What needs to be done.
Would you extract the whole listing below and retype it exactly?

Information given.
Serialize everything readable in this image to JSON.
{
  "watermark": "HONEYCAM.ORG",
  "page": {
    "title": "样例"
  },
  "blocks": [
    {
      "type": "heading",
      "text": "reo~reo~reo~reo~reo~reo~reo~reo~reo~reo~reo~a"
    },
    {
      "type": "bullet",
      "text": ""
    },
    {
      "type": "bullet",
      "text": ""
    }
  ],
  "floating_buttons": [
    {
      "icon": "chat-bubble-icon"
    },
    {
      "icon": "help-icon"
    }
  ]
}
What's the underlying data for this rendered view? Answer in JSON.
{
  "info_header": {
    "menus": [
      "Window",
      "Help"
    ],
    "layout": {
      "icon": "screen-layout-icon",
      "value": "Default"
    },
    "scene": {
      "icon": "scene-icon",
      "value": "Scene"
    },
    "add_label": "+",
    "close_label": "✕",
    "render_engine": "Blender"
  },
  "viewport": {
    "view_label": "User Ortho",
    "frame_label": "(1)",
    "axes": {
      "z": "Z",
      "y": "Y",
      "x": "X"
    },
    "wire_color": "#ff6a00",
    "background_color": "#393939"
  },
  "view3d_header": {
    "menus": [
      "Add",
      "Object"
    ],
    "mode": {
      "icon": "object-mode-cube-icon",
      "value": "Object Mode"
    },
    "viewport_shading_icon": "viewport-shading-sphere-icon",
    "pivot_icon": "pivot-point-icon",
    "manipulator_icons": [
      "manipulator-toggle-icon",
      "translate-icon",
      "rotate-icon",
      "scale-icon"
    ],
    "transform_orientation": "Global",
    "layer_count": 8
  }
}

Expected answer.
Serialize everything readable in this image to JSON.
{
  "watermark": "HONEYCAM.ORG",
  "page": {
    "title": "样例"
  },
  "blocks": [
    {
      "type": "heading",
      "text": "reo~reo~reo~reo~reo~reo~reo~reo~reo~reo~reo~a"
    },
    {
      "type": "bullet",
      "text": ""
    },
    {
      "type": "bullet",
      "text": ""
    }
  ],
  "floating_buttons": [
    {
      "icon": "chat-bubble-icon"
    },
    {
      "icon": "help-icon"
    }
  ]
}
What's the underlying data for this rendered view? Answer in JSON.
{
  "info_header": {
    "menus": [
      "Window",
      "Help"
    ],
    "layout": {
      "icon": "screen-layout-icon",
      "value": "Default"
    },
    "scene": {
      "icon": "scene-icon",
      "value": "Scene"
    },
    "add_label": "+",
    "close_label": "✕",
    "render_engine": "Blender"
  },
  "viewport": {
    "view_label": "User Ortho",
    "frame_label": "(1)",
    "axes": {
      "z": "Z",
      "y": "Y",
      "x": "X"
    },
    "wire_color": "#ff6a00",
    "background_color": "#393939"
  },
  "view3d_header": {
    "menus": [
      "Add",
      "Object"
    ],
    "mode": {
      "icon": "object-mode-cube-icon",
      "value": "Object Mode"
    },
    "viewport_shading_icon": "viewport-shading-sphere-icon",
    "pivot_icon": "pivot-point-icon",
    "manipulator_icons": [
      "manipulator-toggle-icon",
      "translate-icon",
      "rotate-icon",
      "scale-icon"
    ],
    "transform_orientation": "Global",
    "layer_count": 8
  }
}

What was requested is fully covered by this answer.